**What to do**
All entries should be output exactly as they stand.

**Supplied material**
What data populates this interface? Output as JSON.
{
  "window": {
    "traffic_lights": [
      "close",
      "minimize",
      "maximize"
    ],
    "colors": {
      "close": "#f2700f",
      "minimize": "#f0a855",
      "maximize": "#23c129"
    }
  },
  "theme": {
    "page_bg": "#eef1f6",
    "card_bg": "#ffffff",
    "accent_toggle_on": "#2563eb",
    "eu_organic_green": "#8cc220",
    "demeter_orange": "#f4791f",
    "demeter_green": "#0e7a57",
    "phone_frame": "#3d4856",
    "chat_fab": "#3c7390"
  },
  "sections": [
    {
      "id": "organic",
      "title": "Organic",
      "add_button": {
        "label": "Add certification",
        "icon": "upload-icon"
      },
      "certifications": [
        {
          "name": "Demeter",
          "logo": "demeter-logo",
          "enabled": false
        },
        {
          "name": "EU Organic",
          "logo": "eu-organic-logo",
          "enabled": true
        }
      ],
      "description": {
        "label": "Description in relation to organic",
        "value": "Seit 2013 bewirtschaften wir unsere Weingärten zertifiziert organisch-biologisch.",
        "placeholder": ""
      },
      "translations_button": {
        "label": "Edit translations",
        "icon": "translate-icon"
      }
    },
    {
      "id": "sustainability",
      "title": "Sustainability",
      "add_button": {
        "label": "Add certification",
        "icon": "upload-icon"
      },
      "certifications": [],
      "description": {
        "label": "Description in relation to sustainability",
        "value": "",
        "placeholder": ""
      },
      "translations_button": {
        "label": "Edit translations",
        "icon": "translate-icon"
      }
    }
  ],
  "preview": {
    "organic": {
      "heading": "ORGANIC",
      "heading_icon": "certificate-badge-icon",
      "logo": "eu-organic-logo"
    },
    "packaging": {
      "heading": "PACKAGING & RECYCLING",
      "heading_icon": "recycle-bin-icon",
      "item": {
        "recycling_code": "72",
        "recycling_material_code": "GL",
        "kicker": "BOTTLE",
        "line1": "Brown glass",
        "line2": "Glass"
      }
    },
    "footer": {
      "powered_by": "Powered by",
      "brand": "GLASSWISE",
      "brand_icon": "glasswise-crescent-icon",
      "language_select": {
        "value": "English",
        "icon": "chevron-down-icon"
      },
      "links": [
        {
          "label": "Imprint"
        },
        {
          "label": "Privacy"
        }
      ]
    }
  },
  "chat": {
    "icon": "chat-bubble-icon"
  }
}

**Exercise solution**
What data populates this interface? Output as JSON.
{
  "window": {
    "traffic_lights": [
      "close",
      "minimize",
      "maximize"
    ],
    "colors": {
      "close": "#f2700f",
      "minimize": "#f0a855",
      "maximize": "#23c129"
    }
  },
  "theme": {
    "page_bg": "#eef1f6",
    "card_bg": "#ffffff",
    "accent_toggle_on": "#2563eb",
    "eu_organic_green": "#8cc220",
    "demeter_orange": "#f4791f",
    "demeter_green": "#0e7a57",
    "phone_frame": "#3d4856",
    "chat_fab": "#3c7390"
  },
  "sections": [
    {
      "id": "organic",
      "title": "Organic",
      "add_button": {
        "label": "Add certification",
        "icon": "upload-icon"
      },
      "certifications": [
        {
          "name": "Demeter",
          "logo": "demeter-logo",
          "enabled": false
        },
        {
          "name": "EU Organic",
          "logo": "eu-organic-logo",
          "enabled": true
        }
      ],
      "description": {
        "label": "Description in relation to organic",
        "value": "Seit 2013 bewirtschaften wir unsere Weingärten zertifiziert organisch-biologisch.",
        "placeholder": ""
      },
      "translations_button": {
        "label": "Edit translations",
        "icon": "translate-icon"
      }
    },
    {
      "id": "sustainability",
      "title": "Sustainability",
      "add_button": {
        "label": "Add certification",
        "icon": "upload-icon"
      },
      "certifications": [],
      "description": {
        "label": "Description in relation to sustainability",
        "value": "",
        "placeholder": ""
      },
      "translations_button": {
        "label": "Edit translations",
        "icon": "translate-icon"
      }
    }
  ],
  "preview": {
    "organic": {
      "heading": "ORGANIC",
      "heading_icon": "certificate-badge-icon",
      "logo": "eu-organic-logo"
    },
    "packaging": {
      "heading": "PACKAGING & RECYCLING",
      "heading_icon": "recycle-bin-icon",
      "item": {
        "recycling_code": "72",
        "recycling_material_code": "GL",
        "kicker": "BOTTLE",
        "line1": "Brown glass",
        "line2": "Glass"
      }
    },
    "footer": {
      "powered_by": "Powered by",
      "brand": "GLASSWISE",
      "brand_icon": "glasswise-crescent-icon",
      "language_select": {
        "value": "English",
        "icon": "chevron-down-icon"
      },
      "links": [
        {
          "label": "Imprint"
        },
        {
          "label": "Privacy"
        }
      ]
    }
  },
  "chat": {
    "icon": "chat-bubble-icon"
  }
}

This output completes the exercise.